The Quine Page

    One day, several years ago, I came across an article in an old Byte on "self-reproducing programs".  I was a curious lad, and looked to see what the article was about.  It said, "Listing 1 is a C program which duplicates itself.  When the program is run it produces (on the standard output) a file containing an exact copy of its own source code".  I was hooked immediately--these guys must be geniuses!  I copied the article at once, and tried to figure it out, but I didn't know C at the time.  Soon after, I found another article, this one in Creative Computing.  It had listings in BASIC, and I was ecstatic.  I soon realized that anyone could write self-reproducing programs, and made a few in BASIC, Pascal, and Forth.
    Later that year I finally got a PC, and quickly forgot about the programs I had written on my old TI-994/A.  Then, last year, as I was skimming through the Jargon file, I saw an entry I had not noticed before:

:quine: /kwi:n/ /n./ [from the name of the logician Willard van Orman Quine, via Douglas Hofstadter] A program that generates a copy of its own source text as its complete output. Devising the shortest possible quine in some given programming language is a common hackish amusement. Here is one classic quine:

     ((lambda (x)
       (list x (list (quote quote) x)))
         (lambda (x)
           (list x (list (quote quote) x)))))
This one works in LISP or Scheme. It's relatively easy to write quines in other languages such as Postscript which readily handle programs as data; much harder (and thus more challenging!) in languages like C which do not. Here is a classic C quine for ASCII machines:
For excruciatingly exact quinishness, remove the interior line breaks. Some infamous Obfuscated C Contest entries have been quines that reproduced in exotic ways.

    "Wow.  A 'common hackish amusement'.  I've seen the Beer List, and the Hello World page, there must be a Quine Page.  I'll have to look around, that should be pretty neat to see what must be hundreds of quines."
    I was half right.  There were hundreds of quines, just no quine page.  Admittedly, there were a few attempts, but none had more than ten or so.  I had found over fifty by the time I came across any of these pages.

Plain (single language) Quines

    I define a quine as a program which reproduces itself on an output device without inputting its source.  For programs of that nature, see the cheats section.
    Included in these pages are some minor variations (.sigs, backwards printing programs, palindromes) which may at some point be given their own categories.

 Objective CAML
 Emacs Lisp
 HP 48 RPL
 More Java
 More Perl
 Unix Shell


Multiple Languages(polyglots)
 Iterating Quines
 Quine Generating Programs
 Kimian Self Reproduction

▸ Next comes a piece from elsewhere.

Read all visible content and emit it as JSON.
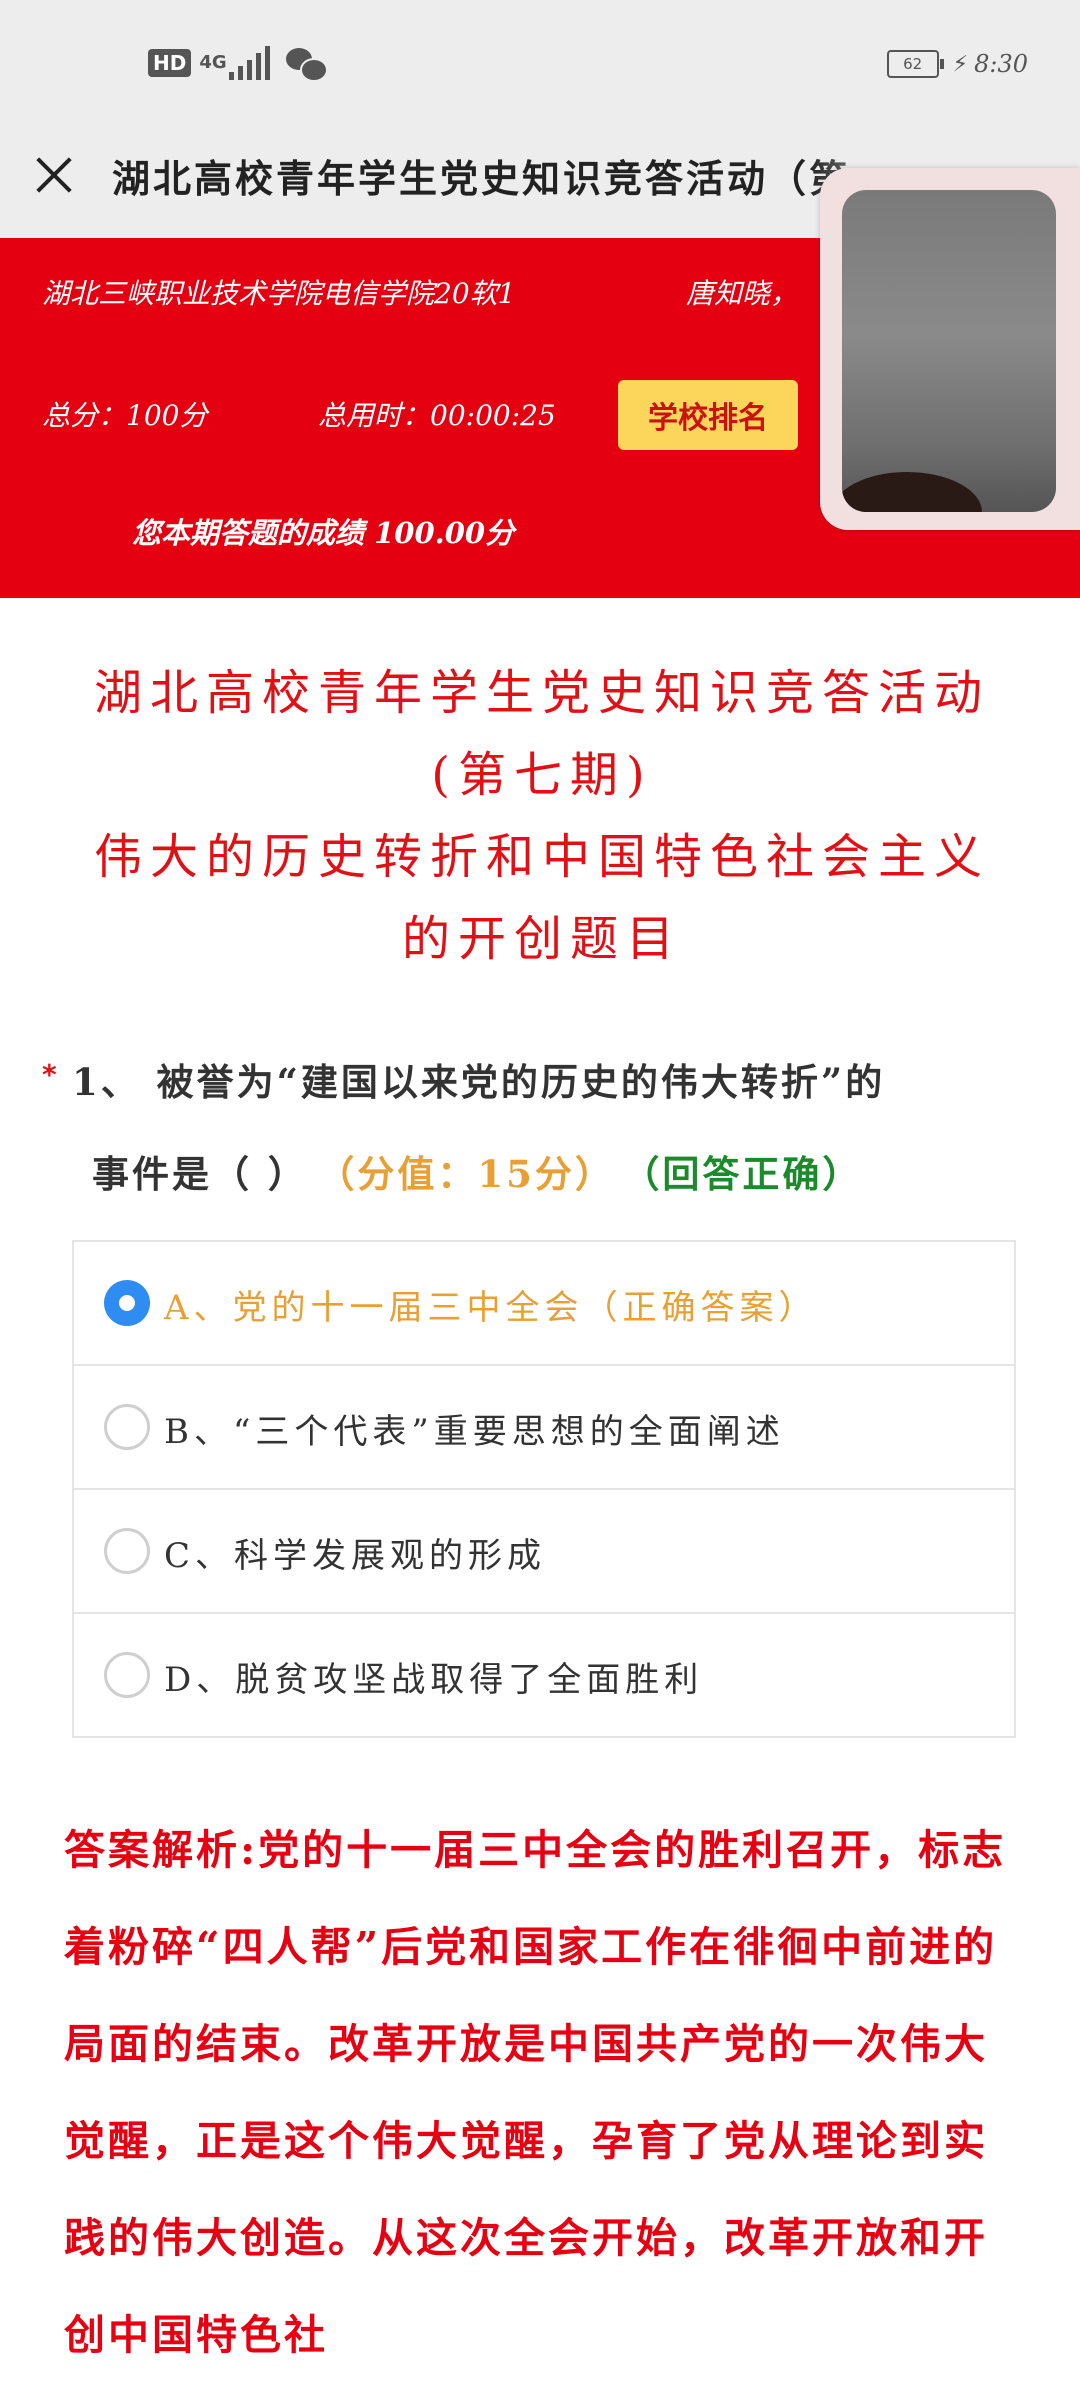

Bratley, Paul and Jean Millo. "Computer Recreations; Self-Reproducing Automata", Software -- Practice & Experience, Vol. 2 (1972). pp. 397-400.

Burger, John, David Brill, and Filip Machi.  "Self-Reproducing programs", Byte.  August 1980. pp. 74-75.

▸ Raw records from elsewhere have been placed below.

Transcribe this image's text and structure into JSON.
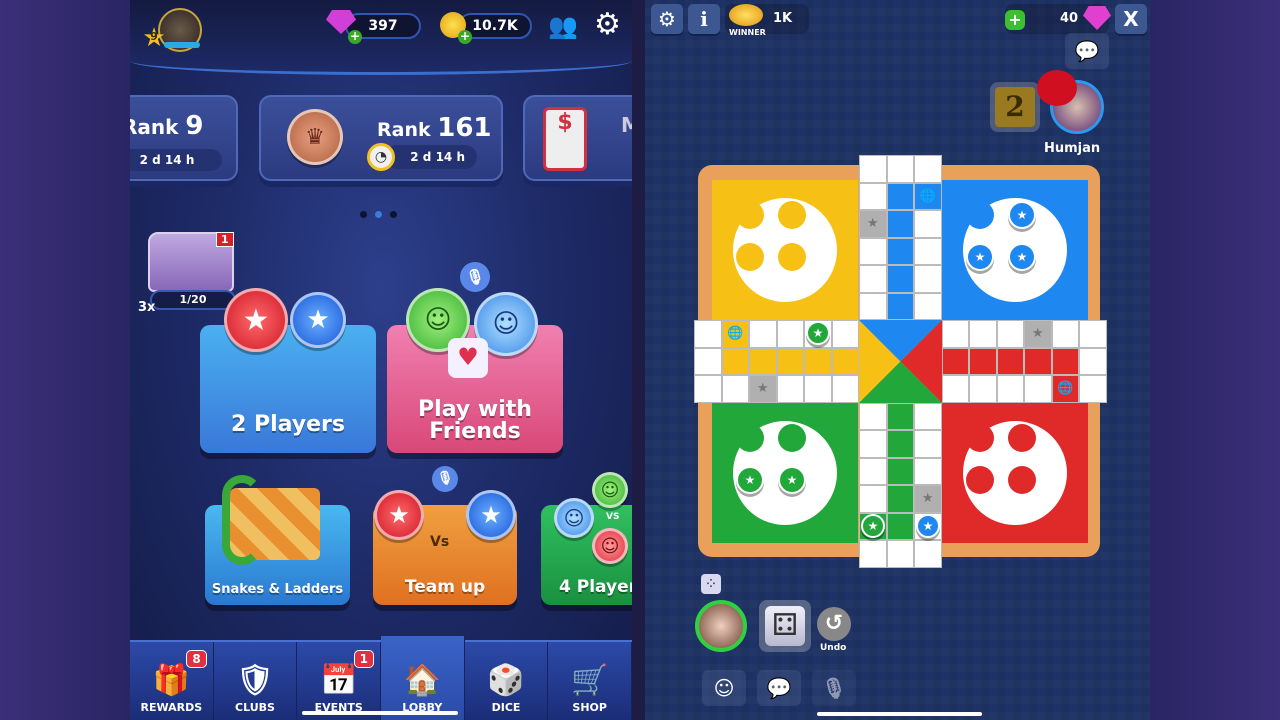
{
  "lobby": {
    "header": {
      "level": "9",
      "gems": "397",
      "coins": "10.7K",
      "friends_icon": "friends-icon",
      "settings_icon": "gear-icon"
    },
    "rank_cards": [
      {
        "label": "Rank",
        "value": "9",
        "timer": "2 d 14 h"
      },
      {
        "label": "Rank",
        "value": "161",
        "timer": "2 d 14 h"
      },
      {
        "label": "M",
        "value": "",
        "timer": ""
      }
    ],
    "carousel": {
      "pages": 3,
      "active": 2
    },
    "chest": {
      "badge": "1",
      "progress": "1/20",
      "multiplier": "3x"
    },
    "modes": [
      {
        "label": "2 Players"
      },
      {
        "label": "Play with Friends"
      },
      {
        "label": "Snakes & Ladders"
      },
      {
        "label": "Team up",
        "vs": "Vs"
      },
      {
        "label": "4 Players",
        "vs": "VS"
      }
    ],
    "nav": [
      {
        "label": "REWARDS",
        "icon": "gift-icon",
        "badge": "8"
      },
      {
        "label": "CLUBS",
        "icon": "shield-icon"
      },
      {
        "label": "EVENTS",
        "icon": "calendar-trophy-icon",
        "badge": "1"
      },
      {
        "label": "LOBBY",
        "icon": "home-icon",
        "active": true
      },
      {
        "label": "DICE",
        "icon": "dice-icon"
      },
      {
        "label": "SHOP",
        "icon": "cart-icon"
      }
    ]
  },
  "game": {
    "winner_label": "WINNER",
    "prize": "1K",
    "gems": "40",
    "close_label": "X",
    "info_label": "i",
    "opponent": {
      "name": "Humjan",
      "dice_value": "2"
    },
    "player": {
      "dice_value": 4
    },
    "undo_label": "Undo",
    "colors": {
      "yellow": "#f6c114",
      "blue": "#1e88f0",
      "red": "#e02a2a",
      "green": "#22a83a",
      "frame": "#e9a05a",
      "star_cell": "#b0b0b0"
    },
    "yards": {
      "yellow": {
        "pieces_home": 0
      },
      "blue": {
        "pieces_home": 3
      },
      "green": {
        "pieces_home": 2
      },
      "red": {
        "pieces_home": 0
      }
    }
  }
}
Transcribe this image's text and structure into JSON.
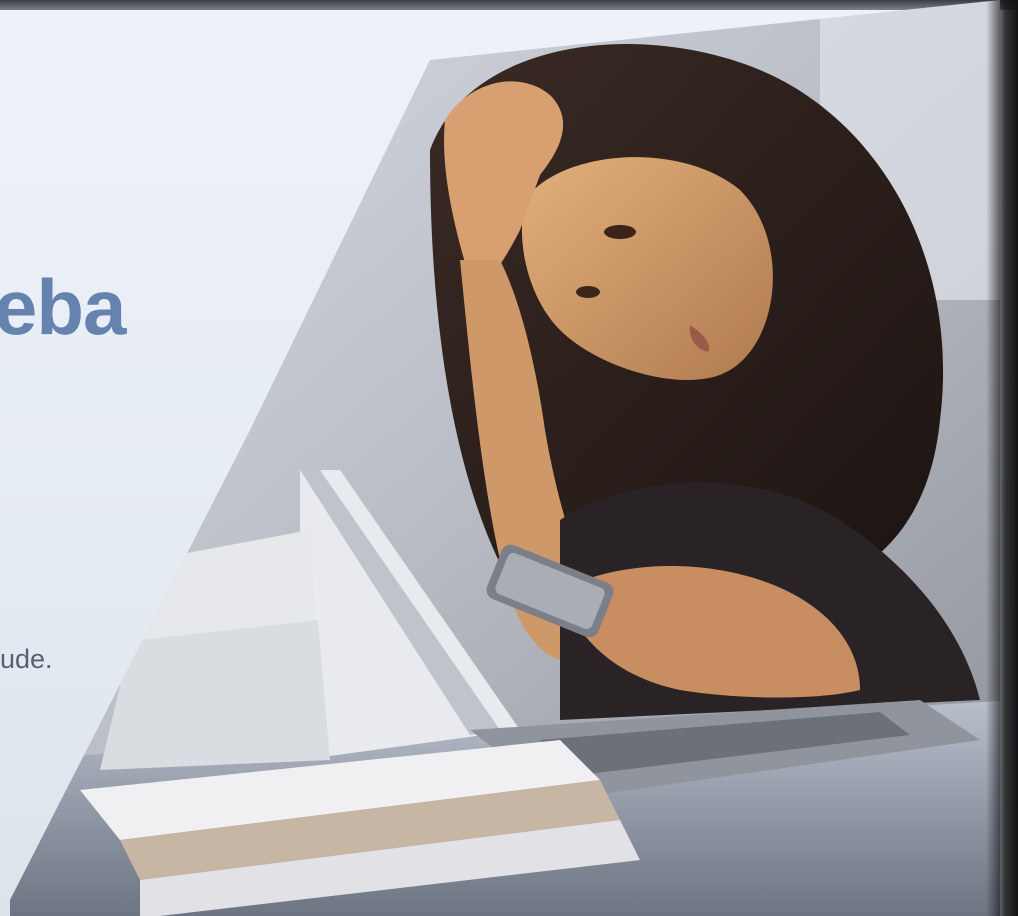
{
  "slide": {
    "headline_fragment": "eba",
    "body_fragment": "ude."
  },
  "photo": {
    "subject": "stressed-woman-with-phone-and-laptop-icon"
  },
  "colors": {
    "headline": "#5b79a8",
    "background": "#eef2f8"
  }
}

Hay, Louise.  "Self-Reproducing Programs", Creative Computing. July, 1980.  pp. 134-136.

Hofstadter, Douglas R. Godel, Escher, and Bach: an Eternal Golden Braid. Basic Books, Inc. New York, New York. pp. 498-504 (et al.).

Wetherell, Charles. Etudes for Programmers. Prentice-Hall, Inc., Englewood Cliffs, New Jersey. 1978. pp. 34-35.

Gary P. Thompson II  <>